◆ PROVIDED ENTRIES
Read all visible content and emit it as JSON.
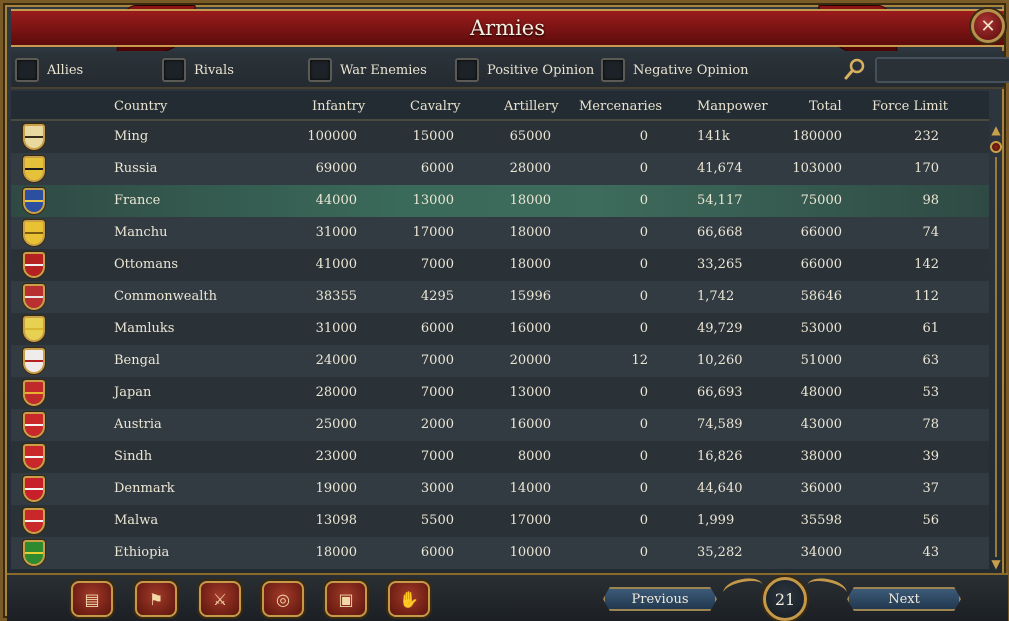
{
  "window": {
    "title": "Armies",
    "close_glyph": "✕"
  },
  "filters": [
    {
      "label": "Allies"
    },
    {
      "label": "Rivals"
    },
    {
      "label": "War Enemies"
    },
    {
      "label": "Positive Opinion"
    },
    {
      "label": "Negative Opinion"
    }
  ],
  "search": {
    "icon": "search-icon",
    "value": ""
  },
  "table": {
    "headers": {
      "country": "Country",
      "infantry": "Infantry",
      "cavalry": "Cavalry",
      "artillery": "Artillery",
      "mercenaries": "Mercenaries",
      "manpower": "Manpower",
      "total": "Total",
      "force_limit": "Force Limit"
    },
    "selected_row": 2,
    "rows": [
      {
        "country": "Ming",
        "infantry": "100000",
        "cavalry": "15000",
        "artillery": "65000",
        "mercenaries": "0",
        "manpower": "141k",
        "total": "180000",
        "force_limit": "232",
        "flag_colors": [
          "#e9d8a0",
          "#3a2a1a"
        ]
      },
      {
        "country": "Russia",
        "infantry": "69000",
        "cavalry": "6000",
        "artillery": "28000",
        "mercenaries": "0",
        "manpower": "41,674",
        "total": "103000",
        "force_limit": "170",
        "flag_colors": [
          "#e6c23a",
          "#1c1c1c"
        ]
      },
      {
        "country": "France",
        "infantry": "44000",
        "cavalry": "13000",
        "artillery": "18000",
        "mercenaries": "0",
        "manpower": "54,117",
        "total": "75000",
        "force_limit": "98",
        "flag_colors": [
          "#2c4fa0",
          "#e9c84a"
        ]
      },
      {
        "country": "Manchu",
        "infantry": "31000",
        "cavalry": "17000",
        "artillery": "18000",
        "mercenaries": "0",
        "manpower": "66,668",
        "total": "66000",
        "force_limit": "74",
        "flag_colors": [
          "#e8c232",
          "#7a5a10"
        ]
      },
      {
        "country": "Ottomans",
        "infantry": "41000",
        "cavalry": "7000",
        "artillery": "18000",
        "mercenaries": "0",
        "manpower": "33,265",
        "total": "66000",
        "force_limit": "142",
        "flag_colors": [
          "#b52020",
          "#f0f0f0"
        ]
      },
      {
        "country": "Commonwealth",
        "infantry": "38355",
        "cavalry": "4295",
        "artillery": "15996",
        "mercenaries": "0",
        "manpower": "1,742",
        "total": "58646",
        "force_limit": "112",
        "flag_colors": [
          "#b83030",
          "#e8e8e8"
        ]
      },
      {
        "country": "Mamluks",
        "infantry": "31000",
        "cavalry": "6000",
        "artillery": "16000",
        "mercenaries": "0",
        "manpower": "49,729",
        "total": "53000",
        "force_limit": "61",
        "flag_colors": [
          "#e8d050",
          "#d8b830"
        ]
      },
      {
        "country": "Bengal",
        "infantry": "24000",
        "cavalry": "7000",
        "artillery": "20000",
        "mercenaries": "12",
        "manpower": "10,260",
        "total": "51000",
        "force_limit": "63",
        "flag_colors": [
          "#f0ecec",
          "#b52020"
        ]
      },
      {
        "country": "Japan",
        "infantry": "28000",
        "cavalry": "7000",
        "artillery": "13000",
        "mercenaries": "0",
        "manpower": "66,693",
        "total": "48000",
        "force_limit": "53",
        "flag_colors": [
          "#c02a2a",
          "#e8b030"
        ]
      },
      {
        "country": "Austria",
        "infantry": "25000",
        "cavalry": "2000",
        "artillery": "16000",
        "mercenaries": "0",
        "manpower": "74,589",
        "total": "43000",
        "force_limit": "78",
        "flag_colors": [
          "#c8282a",
          "#f5f5f5"
        ]
      },
      {
        "country": "Sindh",
        "infantry": "23000",
        "cavalry": "7000",
        "artillery": "8000",
        "mercenaries": "0",
        "manpower": "16,826",
        "total": "38000",
        "force_limit": "39",
        "flag_colors": [
          "#c8282a",
          "#f5f5f5"
        ]
      },
      {
        "country": "Denmark",
        "infantry": "19000",
        "cavalry": "3000",
        "artillery": "14000",
        "mercenaries": "0",
        "manpower": "44,640",
        "total": "36000",
        "force_limit": "37",
        "flag_colors": [
          "#c8202a",
          "#f5f5f5"
        ]
      },
      {
        "country": "Malwa",
        "infantry": "13098",
        "cavalry": "5500",
        "artillery": "17000",
        "mercenaries": "0",
        "manpower": "1,999",
        "total": "35598",
        "force_limit": "56",
        "flag_colors": [
          "#c8282a",
          "#f5f5f5"
        ]
      },
      {
        "country": "Ethiopia",
        "infantry": "18000",
        "cavalry": "6000",
        "artillery": "10000",
        "mercenaries": "0",
        "manpower": "35,282",
        "total": "34000",
        "force_limit": "43",
        "flag_colors": [
          "#2e8a2e",
          "#e8d030"
        ]
      }
    ]
  },
  "bottom": {
    "tabs": [
      {
        "name": "ledger-tab",
        "glyph": "▤"
      },
      {
        "name": "flag-tab",
        "glyph": "⚑"
      },
      {
        "name": "crossed-swords-tab",
        "glyph": "⚔"
      },
      {
        "name": "coins-tab",
        "glyph": "◎"
      },
      {
        "name": "chest-tab",
        "glyph": "▣"
      },
      {
        "name": "handshake-tab",
        "glyph": "✋"
      }
    ],
    "previous_label": "Previous",
    "next_label": "Next",
    "page": "21"
  },
  "colors": {
    "accent_gold": "#c49a4a",
    "title_red": "#8c1212",
    "selected_row": "#3a6a5a"
  }
}
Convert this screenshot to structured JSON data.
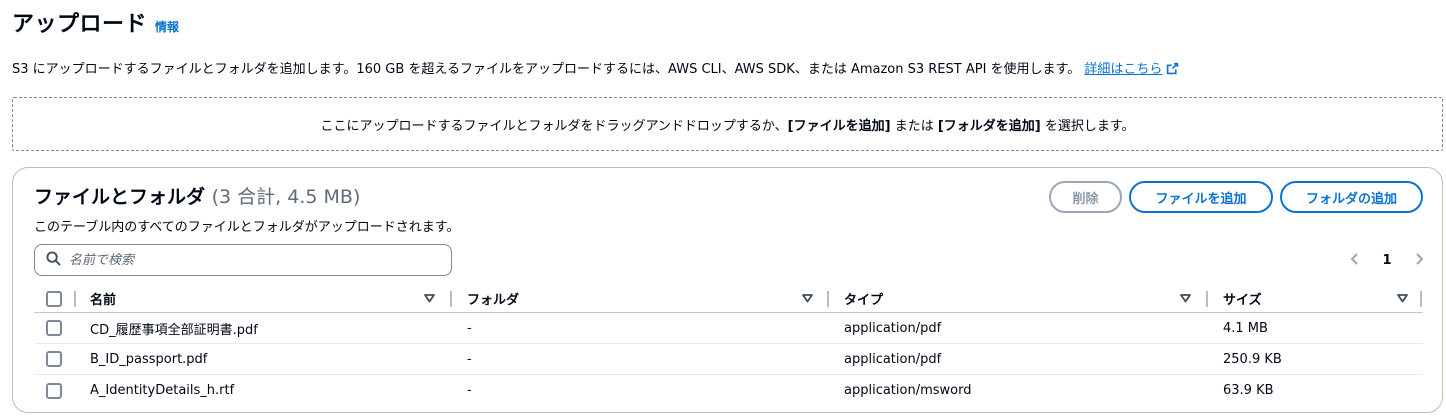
{
  "header": {
    "title": "アップロード",
    "info_label": "情報"
  },
  "description": {
    "text": "S3 にアップロードするファイルとフォルダを追加します。160 GB を超えるファイルをアップロードするには、AWS CLI、AWS SDK、または Amazon S3 REST API を使用します。",
    "link_label": "詳細はこちら"
  },
  "dropzone": {
    "prefix": "ここにアップロードするファイルとフォルダをドラッグアンドドロップするか、",
    "add_files": "[ファイルを追加]",
    "middle": " または ",
    "add_folder": "[フォルダを追加]",
    "suffix": " を選択します。"
  },
  "panel": {
    "title": "ファイルとフォルダ",
    "count": "(3 合計, 4.5 MB)",
    "subtitle": "このテーブル内のすべてのファイルとフォルダがアップロードされます。",
    "buttons": {
      "delete": "削除",
      "add_files": "ファイルを追加",
      "add_folder": "フォルダの追加"
    },
    "search": {
      "placeholder": "名前で検索",
      "value": ""
    },
    "pagination": {
      "current_page": "1"
    }
  },
  "table": {
    "columns": [
      "名前",
      "フォルダ",
      "タイプ",
      "サイズ"
    ],
    "rows": [
      {
        "name": "CD_履歴事項全部証明書.pdf",
        "folder": "-",
        "type": "application/pdf",
        "size": "4.1 MB"
      },
      {
        "name": "B_ID_passport.pdf",
        "folder": "-",
        "type": "application/pdf",
        "size": "250.9 KB"
      },
      {
        "name": "A_IdentityDetails_h.rtf",
        "folder": "-",
        "type": "application/msword",
        "size": "63.9 KB"
      }
    ]
  },
  "colors": {
    "accent": "#0972d3",
    "text": "#000716",
    "muted": "#5f6b7a",
    "border": "#b6bec9",
    "disabled": "#8d99a8"
  }
}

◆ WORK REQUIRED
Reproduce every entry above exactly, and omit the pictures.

◆ TASK SOLUTION
Read all visible content and emit it as JSON.
{
  "window": {
    "title": "Armies",
    "close_glyph": "✕"
  },
  "filters": [
    {
      "label": "Allies"
    },
    {
      "label": "Rivals"
    },
    {
      "label": "War Enemies"
    },
    {
      "label": "Positive Opinion"
    },
    {
      "label": "Negative Opinion"
    }
  ],
  "search": {
    "icon": "search-icon",
    "value": ""
  },
  "table": {
    "headers": {
      "country": "Country",
      "infantry": "Infantry",
      "cavalry": "Cavalry",
      "artillery": "Artillery",
      "mercenaries": "Mercenaries",
      "manpower": "Manpower",
      "total": "Total",
      "force_limit": "Force Limit"
    },
    "selected_row": 2,
    "rows": [
      {
        "country": "Ming",
        "infantry": "100000",
        "cavalry": "15000",
        "artillery": "65000",
        "mercenaries": "0",
        "manpower": "141k",
        "total": "180000",
        "force_limit": "232",
        "flag_colors": [
          "#e9d8a0",
          "#3a2a1a"
        ]
      },
      {
        "country": "Russia",
        "infantry": "69000",
        "cavalry": "6000",
        "artillery": "28000",
        "mercenaries": "0",
        "manpower": "41,674",
        "total": "103000",
        "force_limit": "170",
        "flag_colors": [
          "#e6c23a",
          "#1c1c1c"
        ]
      },
      {
        "country": "France",
        "infantry": "44000",
        "cavalry": "13000",
        "artillery": "18000",
        "mercenaries": "0",
        "manpower": "54,117",
        "total": "75000",
        "force_limit": "98",
        "flag_colors": [
          "#2c4fa0",
          "#e9c84a"
        ]
      },
      {
        "country": "Manchu",
        "infantry": "31000",
        "cavalry": "17000",
        "artillery": "18000",
        "mercenaries": "0",
        "manpower": "66,668",
        "total": "66000",
        "force_limit": "74",
        "flag_colors": [
          "#e8c232",
          "#7a5a10"
        ]
      },
      {
        "country": "Ottomans",
        "infantry": "41000",
        "cavalry": "7000",
        "artillery": "18000",
        "mercenaries": "0",
        "manpower": "33,265",
        "total": "66000",
        "force_limit": "142",
        "flag_colors": [
          "#b52020",
          "#f0f0f0"
        ]
      },
      {
        "country": "Commonwealth",
        "infantry": "38355",
        "cavalry": "4295",
        "artillery": "15996",
        "mercenaries": "0",
        "manpower": "1,742",
        "total": "58646",
        "force_limit": "112",
        "flag_colors": [
          "#b83030",
          "#e8e8e8"
        ]
      },
      {
        "country": "Mamluks",
        "infantry": "31000",
        "cavalry": "6000",
        "artillery": "16000",
        "mercenaries": "0",
        "manpower": "49,729",
        "total": "53000",
        "force_limit": "61",
        "flag_colors": [
          "#e8d050",
          "#d8b830"
        ]
      },
      {
        "country": "Bengal",
        "infantry": "24000",
        "cavalry": "7000",
        "artillery": "20000",
        "mercenaries": "12",
        "manpower": "10,260",
        "total": "51000",
        "force_limit": "63",
        "flag_colors": [
          "#f0ecec",
          "#b52020"
        ]
      },
      {
        "country": "Japan",
        "infantry": "28000",
        "cavalry": "7000",
        "artillery": "13000",
        "mercenaries": "0",
        "manpower": "66,693",
        "total": "48000",
        "force_limit": "53",
        "flag_colors": [
          "#c02a2a",
          "#e8b030"
        ]
      },
      {
        "country": "Austria",
        "infantry": "25000",
        "cavalry": "2000",
        "artillery": "16000",
        "mercenaries": "0",
        "manpower": "74,589",
        "total": "43000",
        "force_limit": "78",
        "flag_colors": [
          "#c8282a",
          "#f5f5f5"
        ]
      },
      {
        "country": "Sindh",
        "infantry": "23000",
        "cavalry": "7000",
        "artillery": "8000",
        "mercenaries": "0",
        "manpower": "16,826",
        "total": "38000",
        "force_limit": "39",
        "flag_colors": [
          "#c8282a",
          "#f5f5f5"
        ]
      },
      {
        "country": "Denmark",
        "infantry": "19000",
        "cavalry": "3000",
        "artillery": "14000",
        "mercenaries": "0",
        "manpower": "44,640",
        "total": "36000",
        "force_limit": "37",
        "flag_colors": [
          "#c8202a",
          "#f5f5f5"
        ]
      },
      {
        "country": "Malwa",
        "infantry": "13098",
        "cavalry": "5500",
        "artillery": "17000",
        "mercenaries": "0",
        "manpower": "1,999",
        "total": "35598",
        "force_limit": "56",
        "flag_colors": [
          "#c8282a",
          "#f5f5f5"
        ]
      },
      {
        "country": "Ethiopia",
        "infantry": "18000",
        "cavalry": "6000",
        "artillery": "10000",
        "mercenaries": "0",
        "manpower": "35,282",
        "total": "34000",
        "force_limit": "43",
        "flag_colors": [
          "#2e8a2e",
          "#e8d030"
        ]
      }
    ]
  },
  "bottom": {
    "tabs": [
      {
        "name": "ledger-tab",
        "glyph": "▤"
      },
      {
        "name": "flag-tab",
        "glyph": "⚑"
      },
      {
        "name": "crossed-swords-tab",
        "glyph": "⚔"
      },
      {
        "name": "coins-tab",
        "glyph": "◎"
      },
      {
        "name": "chest-tab",
        "glyph": "▣"
      },
      {
        "name": "handshake-tab",
        "glyph": "✋"
      }
    ],
    "previous_label": "Previous",
    "next_label": "Next",
    "page": "21"
  },
  "colors": {
    "accent_gold": "#c49a4a",
    "title_red": "#8c1212",
    "selected_row": "#3a6a5a"
  }
}
Convert this screenshot to structured JSON data.
{
  "header": {
    "title": "アップロード",
    "info_label": "情報"
  },
  "description": {
    "text": "S3 にアップロードするファイルとフォルダを追加します。160 GB を超えるファイルをアップロードするには、AWS CLI、AWS SDK、または Amazon S3 REST API を使用します。",
    "link_label": "詳細はこちら"
  },
  "dropzone": {
    "prefix": "ここにアップロードするファイルとフォルダをドラッグアンドドロップするか、",
    "add_files": "[ファイルを追加]",
    "middle": " または ",
    "add_folder": "[フォルダを追加]",
    "suffix": " を選択します。"
  },
  "panel": {
    "title": "ファイルとフォルダ",
    "count": "(3 合計, 4.5 MB)",
    "subtitle": "このテーブル内のすべてのファイルとフォルダがアップロードされます。",
    "buttons": {
      "delete": "削除",
      "add_files": "ファイルを追加",
      "add_folder": "フォルダの追加"
    },
    "search": {
      "placeholder": "名前で検索",
      "value": ""
    },
    "pagination": {
      "current_page": "1"
    }
  },
  "table": {
    "columns": [
      "名前",
      "フォルダ",
      "タイプ",
      "サイズ"
    ],
    "rows": [
      {
        "name": "CD_履歴事項全部証明書.pdf",
        "folder": "-",
        "type": "application/pdf",
        "size": "4.1 MB"
      },
      {
        "name": "B_ID_passport.pdf",
        "folder": "-",
        "type": "application/pdf",
        "size": "250.9 KB"
      },
      {
        "name": "A_IdentityDetails_h.rtf",
        "folder": "-",
        "type": "application/msword",
        "size": "63.9 KB"
      }
    ]
  },
  "colors": {
    "accent": "#0972d3",
    "text": "#000716",
    "muted": "#5f6b7a",
    "border": "#b6bec9",
    "disabled": "#8d99a8"
  }
}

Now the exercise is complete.